Items from an interface collection:
'''

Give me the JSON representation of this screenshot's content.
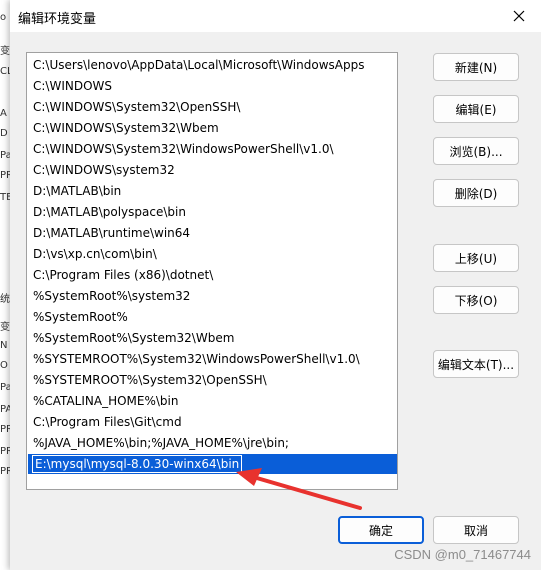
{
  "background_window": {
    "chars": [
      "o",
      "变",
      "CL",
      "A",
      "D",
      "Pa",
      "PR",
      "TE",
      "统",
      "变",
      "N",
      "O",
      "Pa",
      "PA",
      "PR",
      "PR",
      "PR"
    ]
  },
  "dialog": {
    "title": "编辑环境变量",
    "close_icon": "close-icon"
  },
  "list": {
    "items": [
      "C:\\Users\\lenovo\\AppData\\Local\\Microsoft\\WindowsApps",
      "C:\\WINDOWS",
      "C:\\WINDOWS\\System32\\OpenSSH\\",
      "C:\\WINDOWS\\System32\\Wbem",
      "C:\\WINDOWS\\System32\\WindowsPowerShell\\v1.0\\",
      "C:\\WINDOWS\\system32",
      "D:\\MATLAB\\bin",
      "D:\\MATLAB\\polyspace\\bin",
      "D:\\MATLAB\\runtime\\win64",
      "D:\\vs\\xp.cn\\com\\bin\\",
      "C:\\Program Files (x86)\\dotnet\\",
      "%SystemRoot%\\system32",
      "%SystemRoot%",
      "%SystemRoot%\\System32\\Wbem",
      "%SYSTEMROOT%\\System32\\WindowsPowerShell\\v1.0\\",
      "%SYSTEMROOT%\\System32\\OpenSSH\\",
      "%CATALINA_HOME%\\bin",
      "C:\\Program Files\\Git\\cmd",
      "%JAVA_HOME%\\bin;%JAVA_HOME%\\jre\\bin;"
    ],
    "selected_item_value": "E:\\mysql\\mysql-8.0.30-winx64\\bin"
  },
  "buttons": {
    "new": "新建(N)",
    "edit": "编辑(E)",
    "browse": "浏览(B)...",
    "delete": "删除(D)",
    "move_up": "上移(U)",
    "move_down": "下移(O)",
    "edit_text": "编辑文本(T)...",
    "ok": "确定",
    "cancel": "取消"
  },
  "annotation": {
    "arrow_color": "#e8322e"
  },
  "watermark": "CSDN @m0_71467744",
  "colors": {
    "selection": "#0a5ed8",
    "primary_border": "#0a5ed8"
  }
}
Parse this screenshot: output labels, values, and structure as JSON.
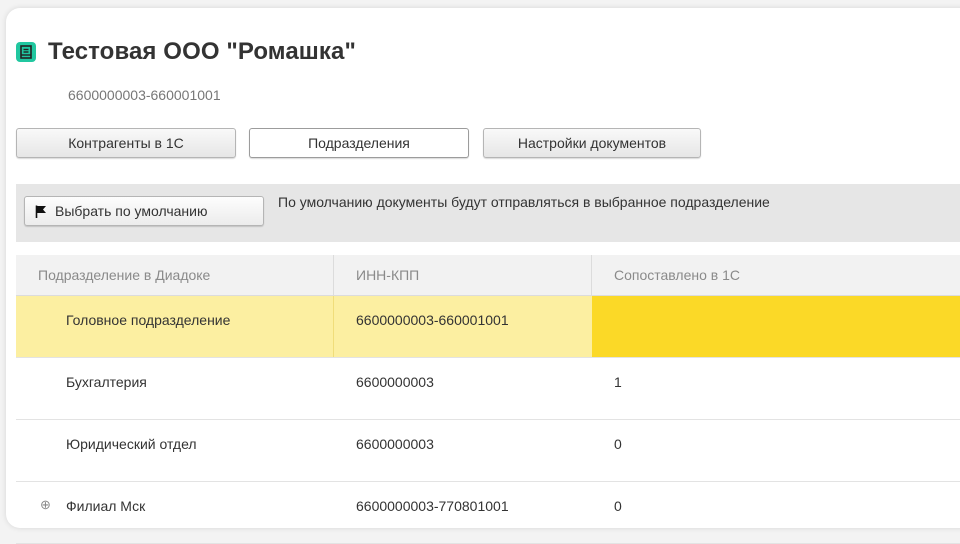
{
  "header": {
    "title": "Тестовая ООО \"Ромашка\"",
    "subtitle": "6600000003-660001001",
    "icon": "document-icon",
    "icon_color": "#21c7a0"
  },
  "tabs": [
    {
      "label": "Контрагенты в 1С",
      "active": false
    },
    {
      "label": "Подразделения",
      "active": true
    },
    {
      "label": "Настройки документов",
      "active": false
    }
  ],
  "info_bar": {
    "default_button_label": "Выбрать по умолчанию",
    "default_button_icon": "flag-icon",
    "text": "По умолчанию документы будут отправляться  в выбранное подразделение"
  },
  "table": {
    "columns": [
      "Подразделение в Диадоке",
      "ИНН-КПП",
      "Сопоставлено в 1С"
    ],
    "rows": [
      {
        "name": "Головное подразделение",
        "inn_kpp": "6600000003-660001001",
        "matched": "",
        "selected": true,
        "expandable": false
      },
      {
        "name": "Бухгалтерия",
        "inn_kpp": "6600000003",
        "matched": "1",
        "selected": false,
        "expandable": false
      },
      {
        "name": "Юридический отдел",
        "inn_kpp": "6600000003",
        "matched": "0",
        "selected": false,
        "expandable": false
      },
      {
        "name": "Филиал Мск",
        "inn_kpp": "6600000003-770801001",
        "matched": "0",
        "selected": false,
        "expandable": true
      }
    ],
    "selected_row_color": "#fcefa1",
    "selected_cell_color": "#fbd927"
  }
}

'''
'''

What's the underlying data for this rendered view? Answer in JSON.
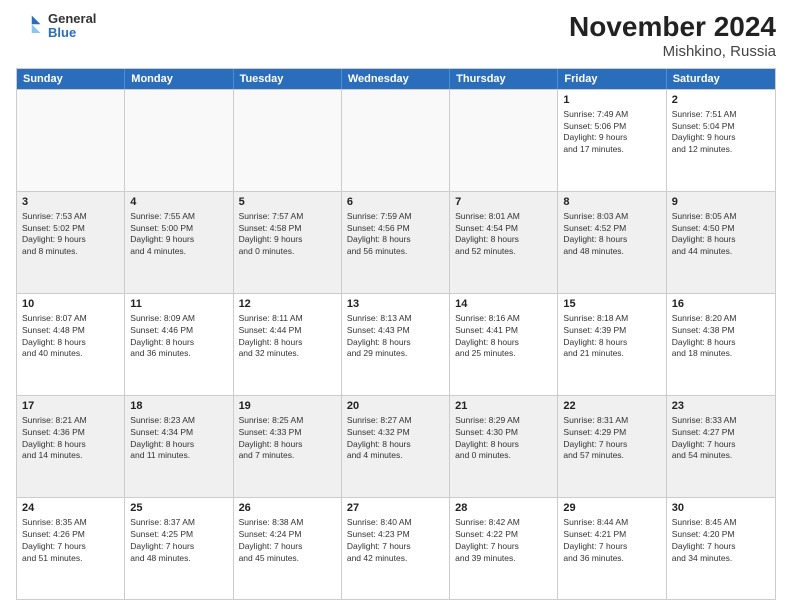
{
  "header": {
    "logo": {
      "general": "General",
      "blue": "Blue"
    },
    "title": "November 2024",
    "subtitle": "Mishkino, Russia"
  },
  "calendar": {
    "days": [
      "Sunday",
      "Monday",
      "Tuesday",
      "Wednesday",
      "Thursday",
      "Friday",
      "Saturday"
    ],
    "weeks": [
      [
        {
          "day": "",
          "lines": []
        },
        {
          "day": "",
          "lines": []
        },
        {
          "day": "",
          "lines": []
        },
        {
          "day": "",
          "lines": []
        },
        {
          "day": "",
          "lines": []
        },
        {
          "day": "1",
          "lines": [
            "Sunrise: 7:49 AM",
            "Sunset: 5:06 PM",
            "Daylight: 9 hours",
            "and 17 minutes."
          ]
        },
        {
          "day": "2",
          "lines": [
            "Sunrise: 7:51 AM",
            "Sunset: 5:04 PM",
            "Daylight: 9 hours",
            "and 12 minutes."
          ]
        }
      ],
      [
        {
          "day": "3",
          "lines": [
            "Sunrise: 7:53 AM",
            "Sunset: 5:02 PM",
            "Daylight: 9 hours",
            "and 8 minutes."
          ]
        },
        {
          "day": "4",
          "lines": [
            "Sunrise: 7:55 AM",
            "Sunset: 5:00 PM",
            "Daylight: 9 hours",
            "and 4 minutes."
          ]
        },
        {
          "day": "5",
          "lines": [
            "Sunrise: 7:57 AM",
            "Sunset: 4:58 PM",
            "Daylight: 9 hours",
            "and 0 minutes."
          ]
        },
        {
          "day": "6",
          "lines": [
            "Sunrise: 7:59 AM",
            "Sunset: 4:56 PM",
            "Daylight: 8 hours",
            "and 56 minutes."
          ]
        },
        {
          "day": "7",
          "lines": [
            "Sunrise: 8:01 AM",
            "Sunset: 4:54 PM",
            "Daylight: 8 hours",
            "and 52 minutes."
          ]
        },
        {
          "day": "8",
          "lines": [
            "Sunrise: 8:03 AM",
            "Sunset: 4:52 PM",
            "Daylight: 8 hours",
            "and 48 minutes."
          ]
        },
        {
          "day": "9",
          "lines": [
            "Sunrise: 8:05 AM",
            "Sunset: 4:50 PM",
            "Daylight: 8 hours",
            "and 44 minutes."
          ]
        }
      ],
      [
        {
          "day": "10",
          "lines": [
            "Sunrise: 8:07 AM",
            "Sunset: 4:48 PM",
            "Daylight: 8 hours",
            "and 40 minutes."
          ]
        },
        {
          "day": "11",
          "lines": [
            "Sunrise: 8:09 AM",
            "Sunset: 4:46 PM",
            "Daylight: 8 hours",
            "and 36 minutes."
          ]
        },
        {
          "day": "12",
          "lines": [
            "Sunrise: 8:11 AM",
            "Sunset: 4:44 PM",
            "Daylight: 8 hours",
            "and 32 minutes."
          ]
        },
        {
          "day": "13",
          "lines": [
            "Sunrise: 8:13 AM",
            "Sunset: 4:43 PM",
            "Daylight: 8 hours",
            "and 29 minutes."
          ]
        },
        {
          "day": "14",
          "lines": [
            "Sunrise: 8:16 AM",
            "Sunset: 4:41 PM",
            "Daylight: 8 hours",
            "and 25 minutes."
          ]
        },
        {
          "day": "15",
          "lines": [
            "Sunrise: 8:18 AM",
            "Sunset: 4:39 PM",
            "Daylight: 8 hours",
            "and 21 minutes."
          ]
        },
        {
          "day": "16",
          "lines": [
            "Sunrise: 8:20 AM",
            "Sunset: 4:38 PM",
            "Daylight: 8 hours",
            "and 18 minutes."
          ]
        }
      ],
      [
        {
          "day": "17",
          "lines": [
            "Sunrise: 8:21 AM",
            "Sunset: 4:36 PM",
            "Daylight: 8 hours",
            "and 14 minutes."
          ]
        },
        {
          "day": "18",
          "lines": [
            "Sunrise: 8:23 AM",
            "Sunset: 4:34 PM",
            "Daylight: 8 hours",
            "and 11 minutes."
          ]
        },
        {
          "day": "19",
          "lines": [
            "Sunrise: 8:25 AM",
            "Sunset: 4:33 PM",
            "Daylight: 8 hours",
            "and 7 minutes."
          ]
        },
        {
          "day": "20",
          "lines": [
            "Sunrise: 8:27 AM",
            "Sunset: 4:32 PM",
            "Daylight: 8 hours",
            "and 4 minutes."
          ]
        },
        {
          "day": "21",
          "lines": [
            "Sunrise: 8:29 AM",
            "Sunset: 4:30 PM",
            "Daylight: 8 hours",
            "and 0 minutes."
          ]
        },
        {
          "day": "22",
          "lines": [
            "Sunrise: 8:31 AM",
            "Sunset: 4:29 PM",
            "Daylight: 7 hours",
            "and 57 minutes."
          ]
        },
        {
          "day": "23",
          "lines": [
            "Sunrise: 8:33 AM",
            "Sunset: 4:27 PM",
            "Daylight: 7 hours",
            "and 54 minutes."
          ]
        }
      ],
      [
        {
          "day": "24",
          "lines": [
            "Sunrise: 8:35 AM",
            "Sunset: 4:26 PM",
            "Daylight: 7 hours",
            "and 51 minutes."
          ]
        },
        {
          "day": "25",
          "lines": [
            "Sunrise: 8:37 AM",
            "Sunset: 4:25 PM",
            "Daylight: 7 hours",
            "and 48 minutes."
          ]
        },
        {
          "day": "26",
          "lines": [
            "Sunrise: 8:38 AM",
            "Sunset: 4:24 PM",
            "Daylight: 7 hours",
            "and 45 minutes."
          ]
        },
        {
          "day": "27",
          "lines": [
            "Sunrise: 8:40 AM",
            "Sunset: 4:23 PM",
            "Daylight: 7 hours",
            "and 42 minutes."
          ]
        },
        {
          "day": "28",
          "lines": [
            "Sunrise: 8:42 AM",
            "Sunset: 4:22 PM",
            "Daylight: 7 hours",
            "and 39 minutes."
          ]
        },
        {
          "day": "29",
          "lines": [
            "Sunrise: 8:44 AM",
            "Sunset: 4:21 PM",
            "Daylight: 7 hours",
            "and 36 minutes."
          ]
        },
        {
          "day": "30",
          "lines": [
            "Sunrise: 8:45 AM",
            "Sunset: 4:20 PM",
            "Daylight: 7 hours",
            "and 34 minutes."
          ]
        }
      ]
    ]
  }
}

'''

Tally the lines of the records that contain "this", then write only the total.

3